Wonga Wonga Vine Pandorea pandorana

By: Michael Fox

Every now and then I come across something really special when doing my bush restoration work. This morning it was coming across this Wonga Wonga Vine Pandorea pandorana covered in hundreds of flowers.

I have been working in the area around this vine for months creating a barrier to stop the spread of Guinea Grass Panicum maximum and remove carpet of huge Asparagus Fern Asparagus aethiopicus. I was in the area only a few days ago and didn’t see any flowers then when I arrived this morning the vine was covered in flowers.

Pandorea pandorana - tree - 24 Sept 2014

Wonga Wonga Vine covering an old stag

I have seen Wonga Wonga Vine in Toohey Forest around the Nathan Campus but never in Mt Gravatt Conservation Reserve. This exciting find means we have not identified two hundred and seventy-two different native plant species found in this special island of bushland surrounded by the suburban matrix of houses and roads.
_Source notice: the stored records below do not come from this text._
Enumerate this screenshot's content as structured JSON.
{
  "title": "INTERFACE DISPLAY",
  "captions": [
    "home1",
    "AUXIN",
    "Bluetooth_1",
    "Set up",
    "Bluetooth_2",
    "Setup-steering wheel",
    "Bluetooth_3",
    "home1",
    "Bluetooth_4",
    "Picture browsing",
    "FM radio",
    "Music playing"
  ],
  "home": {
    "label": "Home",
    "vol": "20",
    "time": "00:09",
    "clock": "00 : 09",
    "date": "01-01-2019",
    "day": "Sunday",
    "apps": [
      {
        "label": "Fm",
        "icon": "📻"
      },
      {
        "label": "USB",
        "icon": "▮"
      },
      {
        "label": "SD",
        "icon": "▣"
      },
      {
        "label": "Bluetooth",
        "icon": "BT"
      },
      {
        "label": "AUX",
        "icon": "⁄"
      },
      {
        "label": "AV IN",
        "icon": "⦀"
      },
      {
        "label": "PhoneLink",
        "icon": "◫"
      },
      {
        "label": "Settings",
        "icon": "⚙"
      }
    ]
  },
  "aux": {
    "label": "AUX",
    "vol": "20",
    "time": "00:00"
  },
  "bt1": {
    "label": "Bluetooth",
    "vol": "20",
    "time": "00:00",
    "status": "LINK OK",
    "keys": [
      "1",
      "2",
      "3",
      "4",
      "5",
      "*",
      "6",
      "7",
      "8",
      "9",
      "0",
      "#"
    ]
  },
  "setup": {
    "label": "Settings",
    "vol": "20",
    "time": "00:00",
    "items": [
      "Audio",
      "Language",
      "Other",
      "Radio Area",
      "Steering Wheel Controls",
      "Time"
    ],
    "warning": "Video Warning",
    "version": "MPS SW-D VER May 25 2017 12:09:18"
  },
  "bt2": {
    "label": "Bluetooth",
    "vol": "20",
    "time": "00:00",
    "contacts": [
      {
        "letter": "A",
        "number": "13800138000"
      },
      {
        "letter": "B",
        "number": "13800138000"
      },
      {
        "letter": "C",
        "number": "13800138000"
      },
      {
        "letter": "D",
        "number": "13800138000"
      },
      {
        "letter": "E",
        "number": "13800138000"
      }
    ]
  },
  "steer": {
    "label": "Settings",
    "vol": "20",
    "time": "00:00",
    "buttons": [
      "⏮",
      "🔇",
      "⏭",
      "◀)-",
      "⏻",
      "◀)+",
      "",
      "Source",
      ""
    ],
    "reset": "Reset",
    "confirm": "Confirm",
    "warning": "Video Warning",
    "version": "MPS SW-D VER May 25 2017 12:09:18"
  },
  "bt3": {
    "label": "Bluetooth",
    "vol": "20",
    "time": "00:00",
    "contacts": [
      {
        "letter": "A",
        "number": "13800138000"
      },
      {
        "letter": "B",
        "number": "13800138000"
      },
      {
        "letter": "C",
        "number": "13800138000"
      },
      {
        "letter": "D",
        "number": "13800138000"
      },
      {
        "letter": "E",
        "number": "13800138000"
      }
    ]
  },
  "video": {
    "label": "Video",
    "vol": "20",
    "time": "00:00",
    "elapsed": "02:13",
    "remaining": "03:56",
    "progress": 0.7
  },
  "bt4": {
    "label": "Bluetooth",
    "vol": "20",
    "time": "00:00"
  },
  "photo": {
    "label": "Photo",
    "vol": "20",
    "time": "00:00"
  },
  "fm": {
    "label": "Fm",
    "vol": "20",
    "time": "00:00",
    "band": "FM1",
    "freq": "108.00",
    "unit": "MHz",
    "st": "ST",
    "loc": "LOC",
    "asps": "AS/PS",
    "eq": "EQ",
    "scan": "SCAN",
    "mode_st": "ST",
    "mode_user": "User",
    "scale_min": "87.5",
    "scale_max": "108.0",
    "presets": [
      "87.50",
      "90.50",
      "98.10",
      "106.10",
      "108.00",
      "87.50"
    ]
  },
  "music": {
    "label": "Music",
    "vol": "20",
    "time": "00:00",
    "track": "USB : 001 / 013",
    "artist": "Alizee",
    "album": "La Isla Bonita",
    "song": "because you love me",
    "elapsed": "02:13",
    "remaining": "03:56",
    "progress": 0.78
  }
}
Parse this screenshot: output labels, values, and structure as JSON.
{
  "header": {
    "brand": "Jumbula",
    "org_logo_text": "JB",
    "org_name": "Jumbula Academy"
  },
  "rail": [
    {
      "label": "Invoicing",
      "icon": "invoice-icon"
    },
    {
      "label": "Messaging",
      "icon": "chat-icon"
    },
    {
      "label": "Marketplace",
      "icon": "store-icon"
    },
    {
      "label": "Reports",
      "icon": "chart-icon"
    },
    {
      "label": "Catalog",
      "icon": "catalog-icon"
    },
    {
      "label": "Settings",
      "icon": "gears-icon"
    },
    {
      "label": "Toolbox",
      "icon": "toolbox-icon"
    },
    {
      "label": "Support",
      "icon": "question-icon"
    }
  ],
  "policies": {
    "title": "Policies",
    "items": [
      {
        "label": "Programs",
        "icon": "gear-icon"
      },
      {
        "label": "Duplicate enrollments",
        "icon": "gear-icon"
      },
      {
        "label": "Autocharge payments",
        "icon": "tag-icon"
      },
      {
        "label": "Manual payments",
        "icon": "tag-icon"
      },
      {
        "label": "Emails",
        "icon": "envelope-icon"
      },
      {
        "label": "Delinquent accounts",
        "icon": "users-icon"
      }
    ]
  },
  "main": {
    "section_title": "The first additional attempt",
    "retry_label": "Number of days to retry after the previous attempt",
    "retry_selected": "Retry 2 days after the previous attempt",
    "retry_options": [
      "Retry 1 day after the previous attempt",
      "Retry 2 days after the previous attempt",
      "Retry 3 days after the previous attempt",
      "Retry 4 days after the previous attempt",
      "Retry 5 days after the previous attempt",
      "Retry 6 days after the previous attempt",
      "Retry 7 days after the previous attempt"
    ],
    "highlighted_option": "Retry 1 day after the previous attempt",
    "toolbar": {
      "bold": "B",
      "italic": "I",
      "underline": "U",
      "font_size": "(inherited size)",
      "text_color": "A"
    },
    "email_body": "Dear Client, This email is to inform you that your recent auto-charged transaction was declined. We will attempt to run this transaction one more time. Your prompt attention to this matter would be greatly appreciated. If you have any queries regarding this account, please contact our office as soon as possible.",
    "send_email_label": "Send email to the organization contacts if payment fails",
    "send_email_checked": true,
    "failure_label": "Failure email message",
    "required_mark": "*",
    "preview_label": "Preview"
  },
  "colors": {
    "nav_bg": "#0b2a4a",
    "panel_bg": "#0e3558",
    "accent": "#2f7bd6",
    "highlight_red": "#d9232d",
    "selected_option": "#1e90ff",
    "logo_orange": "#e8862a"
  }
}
That means in 66 hectares we have 11% of the total native plant diversity in the whole of the 22 million hectares of Great Britain.

Wonga Wonga Vine is a vigorous twining plant with this patch almost covering a huge old stag (dead tree) creating great habitat for the small forest birds to hide and nest.

Being right in the middle of the area I have been clearing of weeds, this vine will have a great opportunity to spread as part of the natural regeneration that is all ready occurring with Love Flower Pseuderanthemum variable,  Pink Tongues Rostellularia adscendens and Scrambling Lilly Geitonoplesium cymosum returning.